Learning Disability Public Health Observatory
Norah Fry Centre, Bristol University – authors of the CIPOLD report
Government and related public sector organisations
This group consisted of:
Department of Health and Social Care - Dementia and Disabilities Unit, Social Care, Ageing and Disability
NHS England Safeguarding team
NHS England Equality and Health Inequalities Unit
NHS England Autism team
The Equality and Human Rights Commission
Patient related organisations
This group consisted of:
Mencap National Autism Society Challenging Behaviour Foundation National Valuing Families Forum Voluntary Organisations Disability Group Age UK – Older Peoples Forum National Digital team for Inclusion (NDTI) - 5 NDTI national events brought together health care professionals, carers and service users - in addition, over 600 online and paper questionnaires were submitted
In addition, co-production and discovery work was undertaken with clinical system providers including screening services and many individual patients and their carers and families.
In response to findings, NHS England commissioned NHS Digital to create a Reasonable Adjustment Flag on the NHS Spine for the benefit of all relevant patients covered by the definition of impairment under the Equality Act.
This supports the findings of the CIPOLD report and the NHS Long Term Plan requirement that by 2023/24, a ‘digital flag’ in the patient record will ensure staff know a patient has a learning disability or autism.
The first phase of work has seen the capability built into the NHS Spine and available for Flag creation, viewing and update through use of the SCR application (SCRa) and SCRa 1-click enabled clinical systems (initially in Servelec Rio).
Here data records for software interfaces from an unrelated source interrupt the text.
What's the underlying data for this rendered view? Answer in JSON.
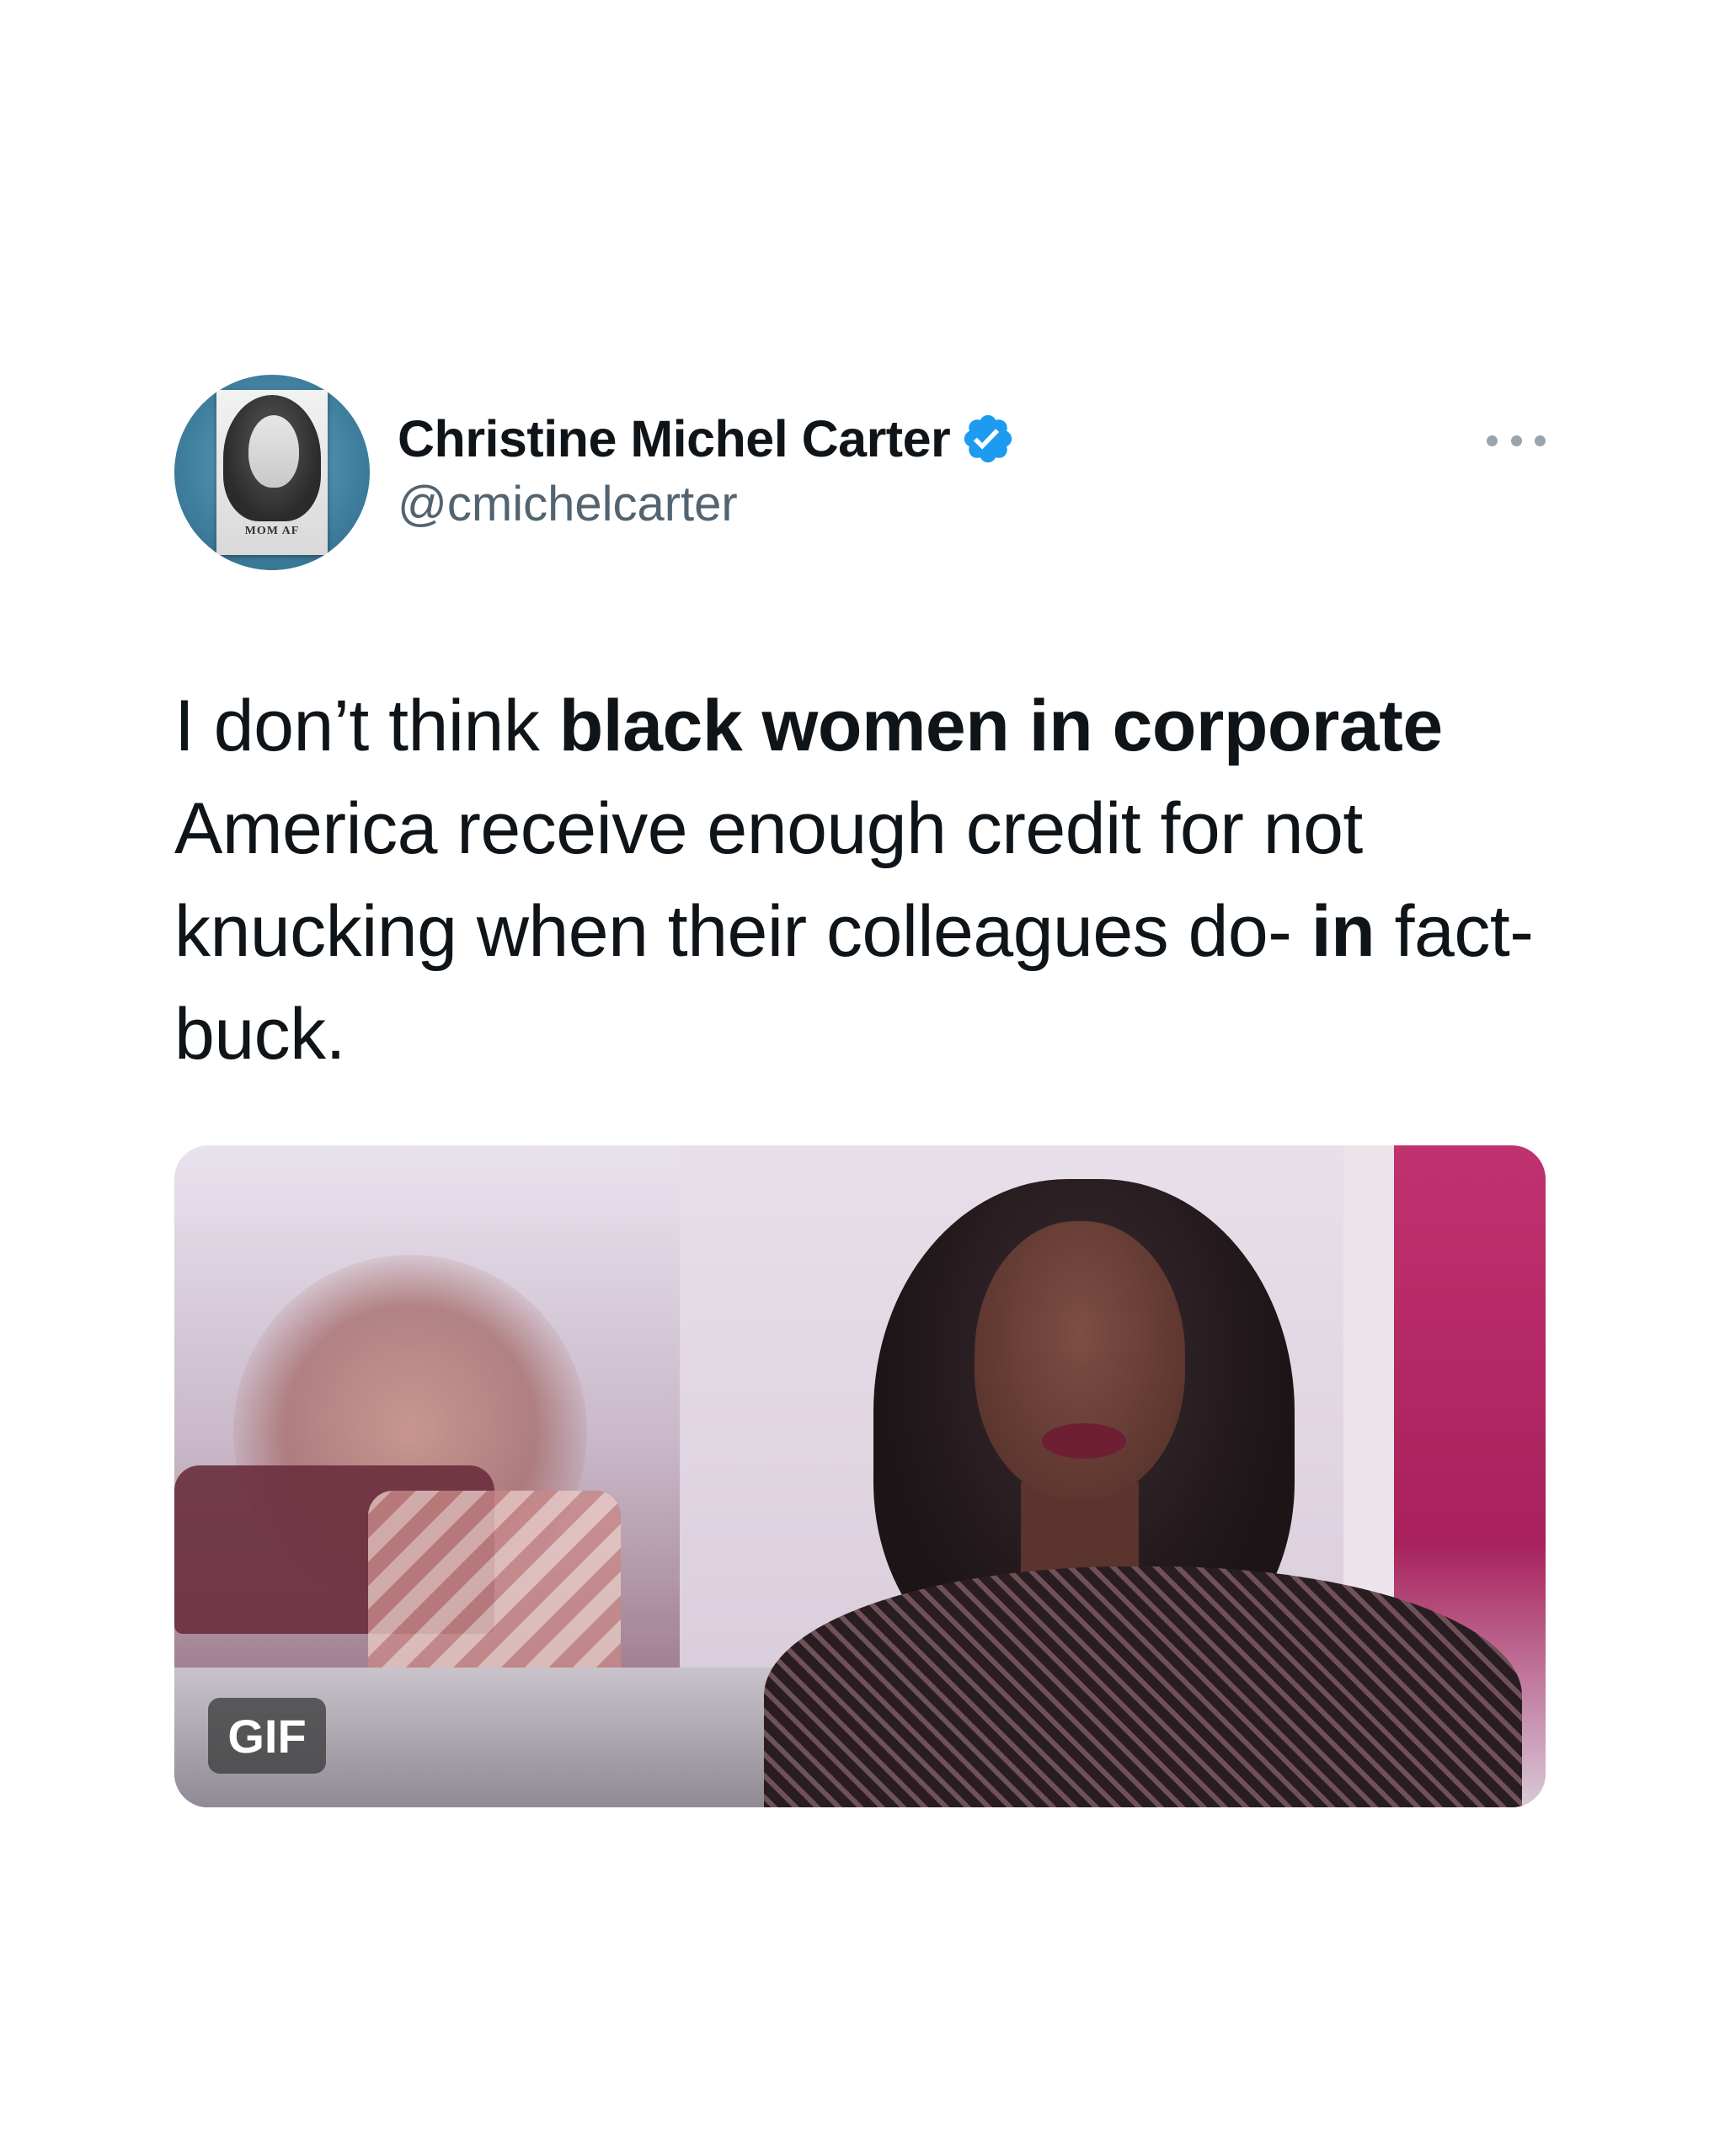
{
  "tweet": {
    "author_name": "Christine Michel Carter",
    "author_handle": "@cmichelcarter",
    "verified": true,
    "avatar_book_title": "MOM AF",
    "text_segments": [
      {
        "text": "I don’t think ",
        "bold": false
      },
      {
        "text": "black women in corporate",
        "bold": true
      },
      {
        "text": " America receive enough credit for not knucking when their colleagues do- ",
        "bold": false
      },
      {
        "text": "in",
        "bold": true
      },
      {
        "text": " fact- buck.",
        "bold": false
      }
    ],
    "media": {
      "type": "gif",
      "badge_label": "GIF"
    }
  },
  "icons": {
    "verified": "verified-badge-icon",
    "more": "more-options-icon"
  },
  "colors": {
    "text": "#0f1419",
    "secondary_text": "#536471",
    "verified_blue": "#1d9bf0",
    "background": "#ffffff"
  }
}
In addition, a FHIR software Application Programme Interface (API) has been designed for integration of clinical and screening systems with the Flag.
The expectation is that technical updates to SCRa and piloting of system integration will be complete towards the end of 2020, when the capability will be made available for wider use across health and care.
For organisations that wish to know more about the future utilisation of the capability and how it complements and extends their existing delivery of reasonable adjustments, please contact: firstname.lastname@example.org
The NHS Digital Implementation and Business Change team are available to talk to you about how you’re already making reasonable adjustments and how the structured approach to the Flag can complement and extend current activity.
How can I help make sure these adjustments are made? Including what digital flagging means for patients a short film is about how sharing information can help staff in health services know the right way to work with people with a learning disability and/or autism.
The inquiry found: 1) The lack of reasonable adjustments … was a contributory factor in a number of deaths. 2) GP referrals commonly did not mention learning disabilities, and hospital ‘ﬂagging’ systems to identify people with learning disabilities who needed reasonable adjustments were limited. 3) There is a need for clear identification of people with learning disabilities on the NHS central registration system and for this information to be made available to care professionals in healthcare record systems. Merely identifying that a person has learning disabilities is not sufﬁcient - this information needs to be supplemented by a statement of the reasonable adjustments required.
All organisations that provide NHS or adult social care must follow the accessible information standard by law. The standard aims to make sure that people who have a disability, impairment or sensory loss are provided with information that they can easily read or understand with support so they can communicate effectively with health and social care services.